The Government originally said that they planned to bring in this legislation because they calculated that 1.4 million UK children see pornography every month. Why do the Government need to wait until we have a fully “coherent” approach to addressing all harmful content online, which could take years?
The Government committed in the Queen’s Speech to an online harms Bill and the concept of a duty of care, but that is just a concept. We already have practical legislation on the statute books, and the BBFC is ready to implement it immediately. The age-verification industry and the adult industry are also prepared to introduce age verification to prevent access for under-18s if the law is brought into force now. We can start tackling commercial pornographic services straightaway, then address the issue of social media in the longer term. I urge the Government—I plead with them—to take action now, to show common sense and compassion and implement the Digital Economy Act for the sake of the next generation.

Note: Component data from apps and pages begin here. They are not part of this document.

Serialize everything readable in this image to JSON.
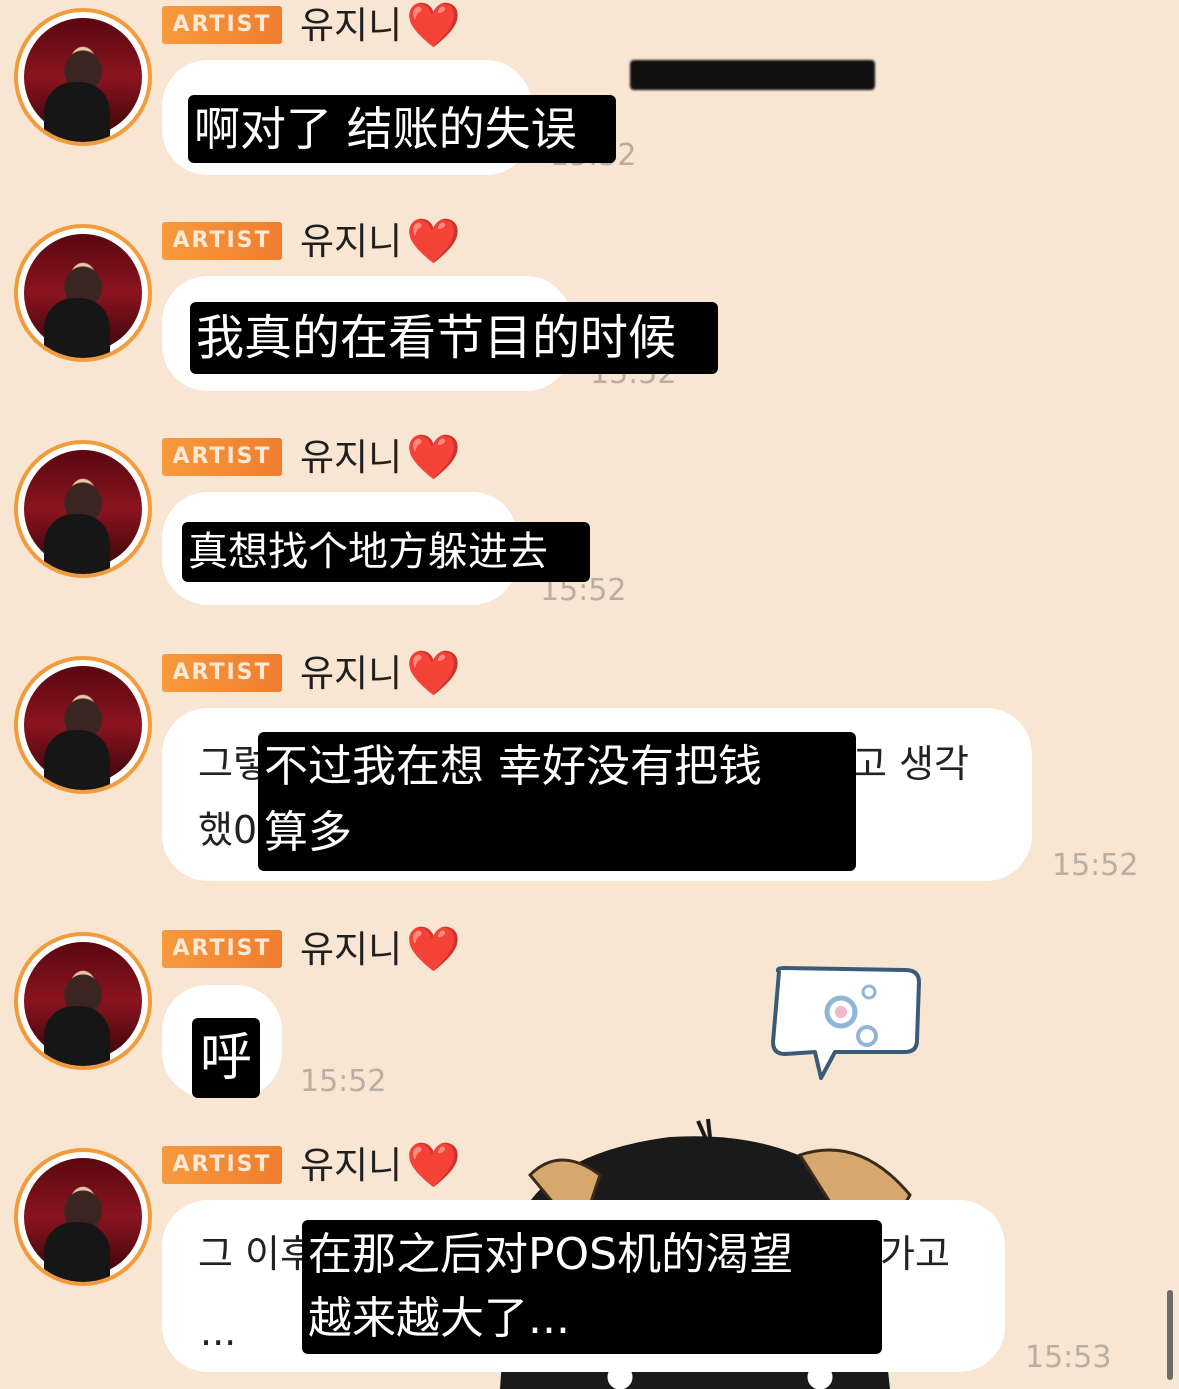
{
  "chat": {
    "messages": [
      {
        "badge": "ARTIST",
        "sender": "유지니",
        "heart": "❤️",
        "overlay_text": "啊对了 结账的失误",
        "time": "15:52",
        "time_partial": "15:52"
      },
      {
        "badge": "ARTIST",
        "sender": "유지니",
        "heart": "❤️",
        "overlay_text": "我真的在看节目的时候",
        "time": "15:52"
      },
      {
        "badge": "ARTIST",
        "sender": "유지니",
        "heart": "❤️",
        "overlay_text": "真想找个地方躲进去",
        "time": "15:52"
      },
      {
        "badge": "ARTIST",
        "sender": "유지니",
        "heart": "❤️",
        "orig_line1_left": "그렇",
        "orig_line1_right": "고 생각",
        "orig_line2_left": "했0",
        "overlay_line1": "不过我在想 幸好没有把钱",
        "overlay_line2": "算多",
        "time": "15:52"
      },
      {
        "badge": "ARTIST",
        "sender": "유지니",
        "heart": "❤️",
        "overlay_text": "呼",
        "time": "15:52"
      },
      {
        "badge": "ARTIST",
        "sender": "유지니",
        "heart": "❤️",
        "orig_line1_left": "그 이후",
        "orig_line1_right": "가고",
        "orig_line2_left": "...",
        "overlay_line1": "在那之后对POS机的渴望",
        "overlay_line2": "越来越大了...",
        "time": "15:53"
      }
    ]
  },
  "colors": {
    "background": "#f9e6d2",
    "badge": "#f39a3b",
    "heart": "#e3232e",
    "bubble": "#ffffff",
    "overlay": "#000000",
    "timestamp": "#b8aea4"
  }
}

Every child deserves to be protected from harm, whether on our streets or online. It is our responsibility to put in place protective factors. The Government have set out their agenda for the future of our children, which should be applauded. But what is missing? What is essential to pull everything together and give a clear indication that this Government prioritise children? The answer is a Cabinet-level Minister, with specific responsibilities for children and for the work carried out across multiple government departments to promote children’s well-being. This is very different from a Secretary of State for Education or Health. It is an appointment that could transform the way government oversees children’s issues. Let us do it. For the next decade, let us prioritise children, their well-being, and their futures. Let us make the UK the best place in the world for children to grow up.
You can also read Baroness Benjamin’s speech in Hansard.